■ **Input data**

== == ==

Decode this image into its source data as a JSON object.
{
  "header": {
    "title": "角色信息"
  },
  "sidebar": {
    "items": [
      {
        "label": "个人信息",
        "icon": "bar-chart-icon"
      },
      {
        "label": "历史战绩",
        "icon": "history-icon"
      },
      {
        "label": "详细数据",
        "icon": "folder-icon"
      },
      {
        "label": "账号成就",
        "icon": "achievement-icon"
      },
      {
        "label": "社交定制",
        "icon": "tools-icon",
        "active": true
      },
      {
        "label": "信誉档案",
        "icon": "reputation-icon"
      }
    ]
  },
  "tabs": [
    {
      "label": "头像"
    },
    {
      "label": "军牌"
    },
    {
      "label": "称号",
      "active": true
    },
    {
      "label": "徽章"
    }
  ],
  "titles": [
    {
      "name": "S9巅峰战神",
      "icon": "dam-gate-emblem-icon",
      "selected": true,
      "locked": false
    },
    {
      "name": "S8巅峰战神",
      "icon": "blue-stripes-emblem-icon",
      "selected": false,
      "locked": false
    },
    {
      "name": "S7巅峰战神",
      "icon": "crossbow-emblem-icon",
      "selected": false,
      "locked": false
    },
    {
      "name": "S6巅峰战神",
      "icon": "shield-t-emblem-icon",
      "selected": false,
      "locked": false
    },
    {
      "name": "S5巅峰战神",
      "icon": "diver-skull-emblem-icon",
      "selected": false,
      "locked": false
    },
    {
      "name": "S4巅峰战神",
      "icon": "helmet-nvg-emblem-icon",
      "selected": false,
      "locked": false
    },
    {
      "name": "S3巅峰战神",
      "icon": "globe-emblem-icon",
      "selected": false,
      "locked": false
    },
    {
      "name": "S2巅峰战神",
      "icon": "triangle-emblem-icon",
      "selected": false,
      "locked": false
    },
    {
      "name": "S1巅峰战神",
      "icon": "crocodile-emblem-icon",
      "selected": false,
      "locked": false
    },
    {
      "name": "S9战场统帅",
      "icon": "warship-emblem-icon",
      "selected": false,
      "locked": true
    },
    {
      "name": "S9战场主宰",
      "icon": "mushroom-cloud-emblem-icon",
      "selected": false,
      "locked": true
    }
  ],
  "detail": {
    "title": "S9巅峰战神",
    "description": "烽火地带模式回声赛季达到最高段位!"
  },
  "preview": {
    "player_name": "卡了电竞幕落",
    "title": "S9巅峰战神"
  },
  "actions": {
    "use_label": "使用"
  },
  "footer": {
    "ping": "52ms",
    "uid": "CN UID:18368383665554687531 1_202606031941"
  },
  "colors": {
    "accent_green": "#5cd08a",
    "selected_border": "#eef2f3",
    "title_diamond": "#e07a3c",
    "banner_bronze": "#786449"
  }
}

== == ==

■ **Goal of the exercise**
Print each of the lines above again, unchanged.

■ **Answer**
Decode this image into its source data as a JSON object.
{
  "header": {
    "title": "角色信息"
  },
  "sidebar": {
    "items": [
      {
        "label": "个人信息",
        "icon": "bar-chart-icon"
      },
      {
        "label": "历史战绩",
        "icon": "history-icon"
      },
      {
        "label": "详细数据",
        "icon": "folder-icon"
      },
      {
        "label": "账号成就",
        "icon": "achievement-icon"
      },
      {
        "label": "社交定制",
        "icon": "tools-icon",
        "active": true
      },
      {
        "label": "信誉档案",
        "icon": "reputation-icon"
      }
    ]
  },
  "tabs": [
    {
      "label": "头像"
    },
    {
      "label": "军牌"
    },
    {
      "label": "称号",
      "active": true
    },
    {
      "label": "徽章"
    }
  ],
  "titles": [
    {
      "name": "S9巅峰战神",
      "icon": "dam-gate-emblem-icon",
      "selected": true,
      "locked": false
    },
    {
      "name": "S8巅峰战神",
      "icon": "blue-stripes-emblem-icon",
      "selected": false,
      "locked": false
    },
    {
      "name": "S7巅峰战神",
      "icon": "crossbow-emblem-icon",
      "selected": false,
      "locked": false
    },
    {
      "name": "S6巅峰战神",
      "icon": "shield-t-emblem-icon",
      "selected": false,
      "locked": false
    },
    {
      "name": "S5巅峰战神",
      "icon": "diver-skull-emblem-icon",
      "selected": false,
      "locked": false
    },
    {
      "name": "S4巅峰战神",
      "icon": "helmet-nvg-emblem-icon",
      "selected": false,
      "locked": false
    },
    {
      "name": "S3巅峰战神",
      "icon": "globe-emblem-icon",
      "selected": false,
      "locked": false
    },
    {
      "name": "S2巅峰战神",
      "icon": "triangle-emblem-icon",
      "selected": false,
      "locked": false
    },
    {
      "name": "S1巅峰战神",
      "icon": "crocodile-emblem-icon",
      "selected": false,
      "locked": false
    },
    {
      "name": "S9战场统帅",
      "icon": "warship-emblem-icon",
      "selected": false,
      "locked": true
    },
    {
      "name": "S9战场主宰",
      "icon": "mushroom-cloud-emblem-icon",
      "selected": false,
      "locked": true
    }
  ],
  "detail": {
    "title": "S9巅峰战神",
    "description": "烽火地带模式回声赛季达到最高段位!"
  },
  "preview": {
    "player_name": "卡了电竞幕落",
    "title": "S9巅峰战神"
  },
  "actions": {
    "use_label": "使用"
  },
  "footer": {
    "ping": "52ms",
    "uid": "CN UID:18368383665554687531 1_202606031941"
  },
  "colors": {
    "accent_green": "#5cd08a",
    "selected_border": "#eef2f3",
    "title_diamond": "#e07a3c",
    "banner_bronze": "#786449"
  }
}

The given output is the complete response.